Finally, Hashimoto contends that the trial court's findings, when viewed in the light of the two contradictory jury verdicts, are suspicious and should be reversed as clearly erroneous. Although the verdicts, at an intuitive level, are a cause for concern, we conclude that there is no legal basis for departing from the traditional "special deference" accorded a trial court's factual findings in these circumstances. Indeed, the Seventh Circuit recently approved of the procedure utilized in this case. In Dombeck v. Milwaukee Valve Co., 40 F.3d 230 (7th Cir.1994), the court considered whether a bench trial is required when a Title VII action is erroneously submitted to a jury under Landgraf. The court concluded that a district court is not required to conduct an entirely new trial. Dombeck, 40 F.3d at 237. "Although as an appellate court reviewing a cold record, we are unable to make credibility determinations and to resolve existing factual disparities, the district court would not operate under the same disability, as that court heard the evidence along with the jury. The error in submitting [plaintiff's] Title VII claim to a jury could thus be cured by the entry of independent findings of fact and conclusions of law by the district judge." Id. That is precisely what the district court did here, and we decline to second-guess the district court's findings.

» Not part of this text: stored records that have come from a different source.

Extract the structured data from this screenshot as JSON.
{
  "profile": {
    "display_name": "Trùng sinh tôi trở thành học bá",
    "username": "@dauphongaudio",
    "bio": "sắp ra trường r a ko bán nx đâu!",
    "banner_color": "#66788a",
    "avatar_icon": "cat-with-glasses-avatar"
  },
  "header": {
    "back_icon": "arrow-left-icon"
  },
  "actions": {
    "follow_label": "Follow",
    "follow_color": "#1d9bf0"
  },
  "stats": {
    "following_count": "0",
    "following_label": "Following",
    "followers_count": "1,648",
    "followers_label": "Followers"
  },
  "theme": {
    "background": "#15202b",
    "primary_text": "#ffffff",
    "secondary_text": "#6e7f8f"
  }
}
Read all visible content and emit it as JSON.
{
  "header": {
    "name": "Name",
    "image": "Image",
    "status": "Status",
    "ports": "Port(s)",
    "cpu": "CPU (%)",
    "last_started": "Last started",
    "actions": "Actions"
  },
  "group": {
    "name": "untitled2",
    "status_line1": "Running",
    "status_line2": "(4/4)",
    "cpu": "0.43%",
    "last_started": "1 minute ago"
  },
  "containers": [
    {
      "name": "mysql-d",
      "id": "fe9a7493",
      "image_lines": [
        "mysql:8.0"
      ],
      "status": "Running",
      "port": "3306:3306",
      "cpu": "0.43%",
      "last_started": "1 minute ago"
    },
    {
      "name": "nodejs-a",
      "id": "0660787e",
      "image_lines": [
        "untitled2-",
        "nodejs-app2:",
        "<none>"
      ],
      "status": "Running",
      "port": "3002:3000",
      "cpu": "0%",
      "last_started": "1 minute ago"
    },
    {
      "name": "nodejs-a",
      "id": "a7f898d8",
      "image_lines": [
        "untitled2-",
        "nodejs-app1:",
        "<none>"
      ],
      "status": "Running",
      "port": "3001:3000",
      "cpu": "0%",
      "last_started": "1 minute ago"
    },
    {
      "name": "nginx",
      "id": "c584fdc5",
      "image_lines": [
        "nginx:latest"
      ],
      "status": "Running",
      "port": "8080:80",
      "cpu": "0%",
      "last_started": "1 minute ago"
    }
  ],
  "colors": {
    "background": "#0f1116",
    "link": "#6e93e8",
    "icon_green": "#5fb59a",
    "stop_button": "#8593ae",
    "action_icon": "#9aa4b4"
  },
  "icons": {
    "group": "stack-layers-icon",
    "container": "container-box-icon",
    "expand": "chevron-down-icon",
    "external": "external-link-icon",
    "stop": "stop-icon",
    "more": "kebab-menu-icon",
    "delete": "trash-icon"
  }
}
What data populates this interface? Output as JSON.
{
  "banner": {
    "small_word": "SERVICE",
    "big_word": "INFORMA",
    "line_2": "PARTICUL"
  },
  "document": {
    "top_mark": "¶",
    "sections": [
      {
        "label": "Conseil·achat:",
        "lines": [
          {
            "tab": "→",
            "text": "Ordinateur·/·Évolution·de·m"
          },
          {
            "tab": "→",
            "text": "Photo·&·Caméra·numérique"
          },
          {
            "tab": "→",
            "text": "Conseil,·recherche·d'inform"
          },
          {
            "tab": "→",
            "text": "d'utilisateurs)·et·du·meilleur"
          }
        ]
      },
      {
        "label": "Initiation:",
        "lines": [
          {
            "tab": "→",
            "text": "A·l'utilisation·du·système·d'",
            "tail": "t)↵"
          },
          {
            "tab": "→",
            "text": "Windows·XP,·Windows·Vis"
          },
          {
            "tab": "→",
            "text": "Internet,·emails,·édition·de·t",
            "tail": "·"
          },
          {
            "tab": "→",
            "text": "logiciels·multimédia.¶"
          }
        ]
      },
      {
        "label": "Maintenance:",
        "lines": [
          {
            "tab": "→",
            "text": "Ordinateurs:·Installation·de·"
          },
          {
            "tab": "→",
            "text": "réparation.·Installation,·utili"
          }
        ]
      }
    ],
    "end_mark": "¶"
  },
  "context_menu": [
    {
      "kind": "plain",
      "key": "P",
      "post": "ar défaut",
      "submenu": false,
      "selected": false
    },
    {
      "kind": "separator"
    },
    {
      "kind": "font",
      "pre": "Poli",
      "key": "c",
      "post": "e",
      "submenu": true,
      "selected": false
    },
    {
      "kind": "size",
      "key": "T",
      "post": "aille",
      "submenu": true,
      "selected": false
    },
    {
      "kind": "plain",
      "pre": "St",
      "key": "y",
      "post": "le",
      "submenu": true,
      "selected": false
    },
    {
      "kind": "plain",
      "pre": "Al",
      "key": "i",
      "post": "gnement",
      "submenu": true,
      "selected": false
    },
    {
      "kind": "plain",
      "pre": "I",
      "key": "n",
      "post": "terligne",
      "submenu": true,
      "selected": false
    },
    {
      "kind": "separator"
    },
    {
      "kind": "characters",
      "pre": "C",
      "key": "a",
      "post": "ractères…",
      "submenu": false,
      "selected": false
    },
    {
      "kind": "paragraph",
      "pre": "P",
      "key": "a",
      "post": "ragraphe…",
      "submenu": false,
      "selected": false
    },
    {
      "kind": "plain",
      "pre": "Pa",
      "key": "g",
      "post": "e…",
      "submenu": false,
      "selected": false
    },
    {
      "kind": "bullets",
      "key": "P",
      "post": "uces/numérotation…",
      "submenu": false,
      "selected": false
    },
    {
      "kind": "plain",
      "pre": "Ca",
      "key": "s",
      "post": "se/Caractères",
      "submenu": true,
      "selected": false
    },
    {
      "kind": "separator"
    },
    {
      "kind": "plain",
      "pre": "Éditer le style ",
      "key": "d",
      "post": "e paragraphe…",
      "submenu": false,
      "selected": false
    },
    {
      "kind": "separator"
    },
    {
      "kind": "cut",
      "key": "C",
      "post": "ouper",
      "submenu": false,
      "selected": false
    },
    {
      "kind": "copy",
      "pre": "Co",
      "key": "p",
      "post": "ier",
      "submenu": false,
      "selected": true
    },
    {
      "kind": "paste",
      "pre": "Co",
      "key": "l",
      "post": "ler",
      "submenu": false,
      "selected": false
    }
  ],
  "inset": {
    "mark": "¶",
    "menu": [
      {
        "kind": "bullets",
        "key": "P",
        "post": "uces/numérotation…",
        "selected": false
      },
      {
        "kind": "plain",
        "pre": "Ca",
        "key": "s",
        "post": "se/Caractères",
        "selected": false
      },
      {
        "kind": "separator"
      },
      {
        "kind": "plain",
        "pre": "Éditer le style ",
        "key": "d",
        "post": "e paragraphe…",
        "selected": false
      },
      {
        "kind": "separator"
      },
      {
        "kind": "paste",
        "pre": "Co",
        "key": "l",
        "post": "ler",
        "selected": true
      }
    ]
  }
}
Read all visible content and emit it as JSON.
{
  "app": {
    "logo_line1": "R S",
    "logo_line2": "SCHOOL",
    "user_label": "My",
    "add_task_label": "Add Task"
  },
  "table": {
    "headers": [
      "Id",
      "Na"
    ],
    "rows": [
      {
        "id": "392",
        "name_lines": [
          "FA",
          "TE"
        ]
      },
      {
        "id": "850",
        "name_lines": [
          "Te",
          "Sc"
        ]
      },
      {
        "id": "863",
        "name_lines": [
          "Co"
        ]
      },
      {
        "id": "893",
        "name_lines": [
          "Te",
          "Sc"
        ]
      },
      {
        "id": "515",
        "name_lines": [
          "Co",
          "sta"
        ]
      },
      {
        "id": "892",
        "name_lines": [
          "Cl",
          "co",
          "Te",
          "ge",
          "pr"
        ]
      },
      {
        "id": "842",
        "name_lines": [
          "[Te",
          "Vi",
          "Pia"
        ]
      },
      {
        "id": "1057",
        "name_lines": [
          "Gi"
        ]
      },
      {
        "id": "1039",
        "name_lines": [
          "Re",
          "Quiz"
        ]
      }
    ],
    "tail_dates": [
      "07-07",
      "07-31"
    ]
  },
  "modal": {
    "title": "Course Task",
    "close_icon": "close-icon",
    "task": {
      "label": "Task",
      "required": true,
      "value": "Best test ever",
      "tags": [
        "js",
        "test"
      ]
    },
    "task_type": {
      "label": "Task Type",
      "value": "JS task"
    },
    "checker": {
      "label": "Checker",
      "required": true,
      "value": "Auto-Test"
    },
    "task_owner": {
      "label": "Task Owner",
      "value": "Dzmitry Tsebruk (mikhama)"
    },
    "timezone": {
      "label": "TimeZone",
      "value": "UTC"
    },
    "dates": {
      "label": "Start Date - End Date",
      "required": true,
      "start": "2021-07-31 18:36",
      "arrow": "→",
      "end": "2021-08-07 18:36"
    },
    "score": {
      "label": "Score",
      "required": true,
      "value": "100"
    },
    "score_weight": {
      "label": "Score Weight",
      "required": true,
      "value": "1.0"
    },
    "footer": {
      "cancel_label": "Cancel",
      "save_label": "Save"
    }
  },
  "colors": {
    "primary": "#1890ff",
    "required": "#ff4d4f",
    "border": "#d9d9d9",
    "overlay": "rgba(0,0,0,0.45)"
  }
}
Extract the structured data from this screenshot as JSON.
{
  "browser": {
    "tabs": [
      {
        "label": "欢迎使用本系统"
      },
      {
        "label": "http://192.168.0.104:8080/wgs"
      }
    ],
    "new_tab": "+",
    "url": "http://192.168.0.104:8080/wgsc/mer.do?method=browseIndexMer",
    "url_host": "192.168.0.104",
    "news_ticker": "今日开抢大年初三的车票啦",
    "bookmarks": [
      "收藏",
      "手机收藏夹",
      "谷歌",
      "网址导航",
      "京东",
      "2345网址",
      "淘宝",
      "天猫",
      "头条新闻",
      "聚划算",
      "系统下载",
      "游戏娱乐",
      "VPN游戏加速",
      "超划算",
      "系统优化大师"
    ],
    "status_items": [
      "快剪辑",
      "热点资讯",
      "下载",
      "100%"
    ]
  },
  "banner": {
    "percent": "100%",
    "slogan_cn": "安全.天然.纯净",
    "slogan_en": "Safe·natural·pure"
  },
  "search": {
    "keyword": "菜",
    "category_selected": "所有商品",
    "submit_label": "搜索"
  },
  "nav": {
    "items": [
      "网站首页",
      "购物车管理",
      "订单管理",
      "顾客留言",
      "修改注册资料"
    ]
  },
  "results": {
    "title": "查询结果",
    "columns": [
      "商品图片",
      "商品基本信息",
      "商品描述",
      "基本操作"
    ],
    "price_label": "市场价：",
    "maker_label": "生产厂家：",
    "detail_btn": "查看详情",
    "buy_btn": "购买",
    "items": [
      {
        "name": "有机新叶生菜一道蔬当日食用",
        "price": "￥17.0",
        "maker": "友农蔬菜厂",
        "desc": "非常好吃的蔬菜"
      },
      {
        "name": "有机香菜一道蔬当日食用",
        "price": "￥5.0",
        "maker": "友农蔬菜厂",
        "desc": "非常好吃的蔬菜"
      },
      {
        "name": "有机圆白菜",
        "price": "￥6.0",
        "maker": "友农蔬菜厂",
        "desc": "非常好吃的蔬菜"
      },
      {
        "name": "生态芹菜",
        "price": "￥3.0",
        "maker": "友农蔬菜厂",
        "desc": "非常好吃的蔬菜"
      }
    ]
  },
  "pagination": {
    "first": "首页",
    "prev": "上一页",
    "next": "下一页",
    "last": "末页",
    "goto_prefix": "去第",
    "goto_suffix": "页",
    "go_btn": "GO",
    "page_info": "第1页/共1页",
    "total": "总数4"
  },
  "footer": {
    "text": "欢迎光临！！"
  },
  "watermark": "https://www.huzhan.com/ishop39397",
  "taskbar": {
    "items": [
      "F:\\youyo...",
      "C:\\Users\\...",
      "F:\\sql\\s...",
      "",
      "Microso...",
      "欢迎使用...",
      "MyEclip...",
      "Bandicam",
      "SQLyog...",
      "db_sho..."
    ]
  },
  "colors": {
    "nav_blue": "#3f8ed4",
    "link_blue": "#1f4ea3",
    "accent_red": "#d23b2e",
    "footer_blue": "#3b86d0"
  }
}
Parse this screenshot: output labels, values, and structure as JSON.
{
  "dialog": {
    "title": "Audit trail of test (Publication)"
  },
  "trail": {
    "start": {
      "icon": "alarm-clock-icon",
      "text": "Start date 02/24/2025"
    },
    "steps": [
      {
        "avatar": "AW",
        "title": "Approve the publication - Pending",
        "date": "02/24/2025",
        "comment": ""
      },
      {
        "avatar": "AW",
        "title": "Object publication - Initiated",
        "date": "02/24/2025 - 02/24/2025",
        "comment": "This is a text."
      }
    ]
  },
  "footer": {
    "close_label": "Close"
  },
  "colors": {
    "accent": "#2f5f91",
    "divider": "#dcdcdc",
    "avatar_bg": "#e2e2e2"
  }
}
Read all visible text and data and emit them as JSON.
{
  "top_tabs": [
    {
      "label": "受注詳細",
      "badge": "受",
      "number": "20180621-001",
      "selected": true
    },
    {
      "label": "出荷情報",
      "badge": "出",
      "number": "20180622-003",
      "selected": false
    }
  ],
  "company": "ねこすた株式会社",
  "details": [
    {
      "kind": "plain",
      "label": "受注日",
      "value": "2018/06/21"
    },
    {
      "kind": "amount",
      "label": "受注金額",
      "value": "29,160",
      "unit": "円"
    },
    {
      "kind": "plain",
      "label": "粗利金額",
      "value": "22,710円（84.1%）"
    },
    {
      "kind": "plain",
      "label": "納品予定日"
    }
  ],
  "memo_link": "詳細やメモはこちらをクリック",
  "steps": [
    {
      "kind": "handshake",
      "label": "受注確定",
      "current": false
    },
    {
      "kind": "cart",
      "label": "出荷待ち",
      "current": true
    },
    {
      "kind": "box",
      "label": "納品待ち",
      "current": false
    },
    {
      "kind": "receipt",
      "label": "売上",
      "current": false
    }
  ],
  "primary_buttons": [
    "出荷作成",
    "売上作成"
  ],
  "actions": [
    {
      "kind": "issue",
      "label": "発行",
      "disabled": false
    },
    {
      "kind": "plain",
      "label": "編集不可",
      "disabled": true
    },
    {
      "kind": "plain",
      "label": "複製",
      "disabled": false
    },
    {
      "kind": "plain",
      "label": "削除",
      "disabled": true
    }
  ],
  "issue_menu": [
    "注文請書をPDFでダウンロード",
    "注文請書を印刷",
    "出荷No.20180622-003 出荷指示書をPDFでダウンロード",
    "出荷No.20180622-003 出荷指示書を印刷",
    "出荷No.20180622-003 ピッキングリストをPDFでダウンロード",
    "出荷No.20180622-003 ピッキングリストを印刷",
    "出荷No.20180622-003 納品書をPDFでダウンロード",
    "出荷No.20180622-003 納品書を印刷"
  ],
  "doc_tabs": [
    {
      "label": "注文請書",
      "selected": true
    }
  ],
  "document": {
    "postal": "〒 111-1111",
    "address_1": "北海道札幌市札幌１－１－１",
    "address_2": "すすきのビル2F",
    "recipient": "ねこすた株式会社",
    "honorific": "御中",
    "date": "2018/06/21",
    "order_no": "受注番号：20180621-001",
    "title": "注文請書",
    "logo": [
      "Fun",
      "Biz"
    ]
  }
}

The district court did not err in awarding Hashimoto attorney's fees for her counsel's efforts in prosecuting her Case 2 retaliation claim. Further, the district court did not err in dismissing two of Hashimoto's Case 1 claims on procedural grounds, granting summary judgment in favor of the government on her Case 1 retaliation claim, and granting judgment in the government's favor on the remaining Case 1 claims.
Although Passer was an ADEA case, the court specifically concluded that the ADEA anti-retaliation provision is "parallel to the anti-retaliation provision contained in Title VII," and that "cases interpreting the latter provision are frequently relied upon in interpreting the former." 935 F.2d at 330
The court in Stivers was interpreting 42 U.S.C. § 1988, rather than 42 U.S.C. § 2000e-5(k). The Supreme Court has recognized, however, that the standards articulated in cases interpreting section 1988 "are generally applicable in all cases in which Congress has authorized an award of fees to a 'prevailing party.' " Hensley v. Eckerhart, 461 U.S. 424, 433 n. 7, 103 S.Ct. 1933, 1939 n. 7, 76 L.Ed.2d 40 (1983); see also Schwarz v. Secretary of Health & Human Servs., 73 F.3d 895, 901 n. 2 (9th Cir.1995)
The notice which the Navy was ordered to post conspicuously reads as follows: "[T]he Department of the Navy will not in any manner restrain, interfere, coerce, or retaliate against any individual who exercises his or her right to oppose practices made unlawful by, or who participates in proceedings pursuant to, Federal equal employment opportunity law."
The incidents underlying the 5-day suspension were: (1) Hashimoto's alleged failure to keep Hinman apprised of her whereabouts; (2) her defiance of Hinman's instruction to deliver paychecks to a librarian; and (3) her refusal to correct her time card. Hashimoto, 870 F.Supp. at 1552 (p 50)